* DATA TO PROCESS:
++++++

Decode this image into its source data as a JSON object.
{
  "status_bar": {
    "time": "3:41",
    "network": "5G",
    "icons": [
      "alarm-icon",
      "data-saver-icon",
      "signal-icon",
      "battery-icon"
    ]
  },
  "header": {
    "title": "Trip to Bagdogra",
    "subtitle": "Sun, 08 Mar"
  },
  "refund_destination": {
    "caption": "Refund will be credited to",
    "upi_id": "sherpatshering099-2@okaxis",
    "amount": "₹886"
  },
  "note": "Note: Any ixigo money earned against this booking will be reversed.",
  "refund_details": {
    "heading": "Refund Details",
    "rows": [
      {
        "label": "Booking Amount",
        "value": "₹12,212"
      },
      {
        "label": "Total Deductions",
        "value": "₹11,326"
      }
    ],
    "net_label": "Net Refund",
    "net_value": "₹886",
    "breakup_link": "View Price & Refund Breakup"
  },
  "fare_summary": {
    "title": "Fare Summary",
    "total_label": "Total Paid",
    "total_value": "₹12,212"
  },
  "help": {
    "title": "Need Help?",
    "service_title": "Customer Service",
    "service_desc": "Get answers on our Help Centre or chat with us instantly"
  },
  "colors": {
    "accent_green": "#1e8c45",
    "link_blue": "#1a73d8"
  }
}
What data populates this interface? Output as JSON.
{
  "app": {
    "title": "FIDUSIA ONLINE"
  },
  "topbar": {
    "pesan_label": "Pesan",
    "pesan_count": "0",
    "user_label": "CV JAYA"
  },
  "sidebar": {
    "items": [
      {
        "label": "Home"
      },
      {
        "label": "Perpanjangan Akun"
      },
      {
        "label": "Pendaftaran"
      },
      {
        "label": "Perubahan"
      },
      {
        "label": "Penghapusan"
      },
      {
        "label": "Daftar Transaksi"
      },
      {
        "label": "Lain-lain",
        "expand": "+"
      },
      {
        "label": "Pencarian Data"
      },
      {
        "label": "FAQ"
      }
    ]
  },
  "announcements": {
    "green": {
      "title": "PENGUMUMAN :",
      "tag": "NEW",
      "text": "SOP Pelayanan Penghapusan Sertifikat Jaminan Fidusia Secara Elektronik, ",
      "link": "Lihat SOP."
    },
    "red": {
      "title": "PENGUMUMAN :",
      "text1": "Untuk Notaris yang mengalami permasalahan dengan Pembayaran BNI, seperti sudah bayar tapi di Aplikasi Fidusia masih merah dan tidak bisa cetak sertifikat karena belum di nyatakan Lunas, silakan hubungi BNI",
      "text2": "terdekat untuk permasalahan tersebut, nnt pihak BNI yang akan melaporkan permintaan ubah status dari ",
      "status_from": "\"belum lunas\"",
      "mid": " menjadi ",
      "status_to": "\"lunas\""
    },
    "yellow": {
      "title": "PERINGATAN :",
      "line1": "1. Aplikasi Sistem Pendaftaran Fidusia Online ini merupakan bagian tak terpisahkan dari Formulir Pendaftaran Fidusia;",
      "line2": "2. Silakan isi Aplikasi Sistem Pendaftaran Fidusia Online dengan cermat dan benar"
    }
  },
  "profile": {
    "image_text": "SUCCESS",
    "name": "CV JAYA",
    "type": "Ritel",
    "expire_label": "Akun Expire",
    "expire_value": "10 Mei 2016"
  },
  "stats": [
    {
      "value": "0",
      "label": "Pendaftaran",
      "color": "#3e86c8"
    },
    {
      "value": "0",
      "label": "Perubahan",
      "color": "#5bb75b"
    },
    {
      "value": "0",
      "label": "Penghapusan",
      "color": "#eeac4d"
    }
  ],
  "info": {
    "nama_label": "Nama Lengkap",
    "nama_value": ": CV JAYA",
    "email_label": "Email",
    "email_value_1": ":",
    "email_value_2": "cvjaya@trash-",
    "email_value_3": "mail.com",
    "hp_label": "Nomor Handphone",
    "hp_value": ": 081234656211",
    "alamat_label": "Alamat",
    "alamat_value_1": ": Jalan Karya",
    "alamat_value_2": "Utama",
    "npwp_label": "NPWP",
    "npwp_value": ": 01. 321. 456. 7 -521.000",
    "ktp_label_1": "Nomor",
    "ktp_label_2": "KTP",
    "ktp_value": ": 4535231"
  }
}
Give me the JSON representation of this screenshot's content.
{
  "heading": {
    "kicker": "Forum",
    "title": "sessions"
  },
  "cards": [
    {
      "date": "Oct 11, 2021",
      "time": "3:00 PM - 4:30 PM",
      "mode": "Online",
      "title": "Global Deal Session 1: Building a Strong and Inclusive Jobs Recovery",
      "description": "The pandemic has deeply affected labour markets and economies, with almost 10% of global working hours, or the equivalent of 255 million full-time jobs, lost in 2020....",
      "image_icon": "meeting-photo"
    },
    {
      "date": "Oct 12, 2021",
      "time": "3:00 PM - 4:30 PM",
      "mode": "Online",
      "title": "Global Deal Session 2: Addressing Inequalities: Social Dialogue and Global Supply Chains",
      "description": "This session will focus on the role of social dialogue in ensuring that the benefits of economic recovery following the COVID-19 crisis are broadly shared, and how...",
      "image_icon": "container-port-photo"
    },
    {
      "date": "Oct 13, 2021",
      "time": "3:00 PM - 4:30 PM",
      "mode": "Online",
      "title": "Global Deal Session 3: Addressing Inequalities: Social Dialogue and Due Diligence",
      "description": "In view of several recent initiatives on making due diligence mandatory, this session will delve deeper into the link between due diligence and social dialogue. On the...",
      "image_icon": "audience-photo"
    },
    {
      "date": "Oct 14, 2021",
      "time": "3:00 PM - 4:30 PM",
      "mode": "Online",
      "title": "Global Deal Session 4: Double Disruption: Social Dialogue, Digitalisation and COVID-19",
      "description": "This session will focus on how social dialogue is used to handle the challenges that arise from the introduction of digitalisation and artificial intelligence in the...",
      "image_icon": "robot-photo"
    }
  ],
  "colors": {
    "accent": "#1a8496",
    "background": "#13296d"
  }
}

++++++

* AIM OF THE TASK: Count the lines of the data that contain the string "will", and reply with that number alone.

* EXERCISE SOLUTION: 5